# GOAL OF THE EXERCISE
Using the listing below, report each line holding the string "phẩm".

═══ RECORDS PROVIDED ═══

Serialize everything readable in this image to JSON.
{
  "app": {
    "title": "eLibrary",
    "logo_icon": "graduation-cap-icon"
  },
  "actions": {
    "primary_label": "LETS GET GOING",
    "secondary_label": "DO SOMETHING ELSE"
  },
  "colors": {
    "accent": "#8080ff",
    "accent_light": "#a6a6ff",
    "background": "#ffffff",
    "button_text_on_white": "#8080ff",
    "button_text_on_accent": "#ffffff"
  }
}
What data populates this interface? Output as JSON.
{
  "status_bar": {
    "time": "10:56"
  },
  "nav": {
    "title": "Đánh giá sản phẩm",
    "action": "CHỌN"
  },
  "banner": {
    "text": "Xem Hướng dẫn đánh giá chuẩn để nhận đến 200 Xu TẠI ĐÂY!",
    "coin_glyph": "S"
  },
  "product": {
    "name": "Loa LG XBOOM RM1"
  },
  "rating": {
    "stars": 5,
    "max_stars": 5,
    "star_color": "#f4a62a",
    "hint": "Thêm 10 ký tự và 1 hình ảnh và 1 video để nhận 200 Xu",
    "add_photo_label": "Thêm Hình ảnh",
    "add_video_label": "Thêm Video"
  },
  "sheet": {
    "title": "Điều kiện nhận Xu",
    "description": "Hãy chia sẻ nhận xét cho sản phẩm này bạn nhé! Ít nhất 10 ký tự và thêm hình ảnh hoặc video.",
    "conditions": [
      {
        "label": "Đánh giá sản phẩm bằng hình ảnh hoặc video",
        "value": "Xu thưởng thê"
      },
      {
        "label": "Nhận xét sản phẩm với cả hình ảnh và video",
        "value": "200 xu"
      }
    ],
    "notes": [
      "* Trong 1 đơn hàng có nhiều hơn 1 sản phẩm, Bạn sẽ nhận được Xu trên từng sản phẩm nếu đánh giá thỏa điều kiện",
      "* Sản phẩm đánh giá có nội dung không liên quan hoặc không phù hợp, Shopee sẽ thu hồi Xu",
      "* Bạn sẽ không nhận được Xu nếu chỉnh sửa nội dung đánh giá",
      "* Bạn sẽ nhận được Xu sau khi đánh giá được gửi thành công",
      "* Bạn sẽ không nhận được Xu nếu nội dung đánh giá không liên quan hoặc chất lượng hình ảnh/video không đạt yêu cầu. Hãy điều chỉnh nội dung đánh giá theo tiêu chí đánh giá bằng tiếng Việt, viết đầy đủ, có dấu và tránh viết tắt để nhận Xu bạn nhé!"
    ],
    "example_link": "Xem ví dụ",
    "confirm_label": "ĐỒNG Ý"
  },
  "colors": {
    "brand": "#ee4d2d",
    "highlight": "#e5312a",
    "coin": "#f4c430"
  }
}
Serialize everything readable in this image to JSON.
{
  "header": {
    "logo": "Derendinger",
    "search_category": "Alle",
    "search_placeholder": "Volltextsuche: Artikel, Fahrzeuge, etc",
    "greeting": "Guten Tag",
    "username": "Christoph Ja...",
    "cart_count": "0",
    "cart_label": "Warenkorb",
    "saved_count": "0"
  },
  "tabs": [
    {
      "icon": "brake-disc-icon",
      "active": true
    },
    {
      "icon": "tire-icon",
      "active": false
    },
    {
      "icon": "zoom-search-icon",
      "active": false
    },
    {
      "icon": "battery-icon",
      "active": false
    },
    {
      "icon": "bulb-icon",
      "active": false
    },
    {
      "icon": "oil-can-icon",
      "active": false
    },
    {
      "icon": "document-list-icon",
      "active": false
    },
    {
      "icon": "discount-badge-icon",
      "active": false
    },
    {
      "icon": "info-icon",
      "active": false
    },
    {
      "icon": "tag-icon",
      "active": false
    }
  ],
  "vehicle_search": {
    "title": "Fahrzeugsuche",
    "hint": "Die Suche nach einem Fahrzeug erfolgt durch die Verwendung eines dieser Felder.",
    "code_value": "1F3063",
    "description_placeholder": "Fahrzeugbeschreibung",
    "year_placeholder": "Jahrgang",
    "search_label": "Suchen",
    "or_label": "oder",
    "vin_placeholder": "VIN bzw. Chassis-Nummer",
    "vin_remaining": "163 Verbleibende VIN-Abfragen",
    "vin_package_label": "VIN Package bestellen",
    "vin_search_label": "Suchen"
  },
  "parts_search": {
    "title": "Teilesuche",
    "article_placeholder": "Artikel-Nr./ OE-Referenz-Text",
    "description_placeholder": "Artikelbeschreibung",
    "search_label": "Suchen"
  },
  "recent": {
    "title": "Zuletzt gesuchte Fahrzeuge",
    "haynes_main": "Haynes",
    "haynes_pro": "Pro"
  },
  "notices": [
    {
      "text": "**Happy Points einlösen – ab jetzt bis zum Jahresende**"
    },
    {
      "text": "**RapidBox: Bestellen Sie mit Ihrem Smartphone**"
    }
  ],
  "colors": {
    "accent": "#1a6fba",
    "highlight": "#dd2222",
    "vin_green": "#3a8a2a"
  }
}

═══

# PROBLEM SOLUTION
    "title": "Đánh giá sản phẩm",
    "description": "Hãy chia sẻ nhận xét cho sản phẩm này bạn nhé! Ít nhất 10 ký tự và thêm hình ảnh hoặc video.",
        "label": "Đánh giá sản phẩm bằng hình ảnh hoặc video",
        "label": "Nhận xét sản phẩm với cả hình ảnh và video",
      "* Trong 1 đơn hàng có nhiều hơn 1 sản phẩm, Bạn sẽ nhận được Xu trên từng sản phẩm nếu đánh giá thỏa điều kiện",
      "* Sản phẩm đánh giá có nội dung không liên quan hoặc không phù hợp, Shopee sẽ thu hồi Xu",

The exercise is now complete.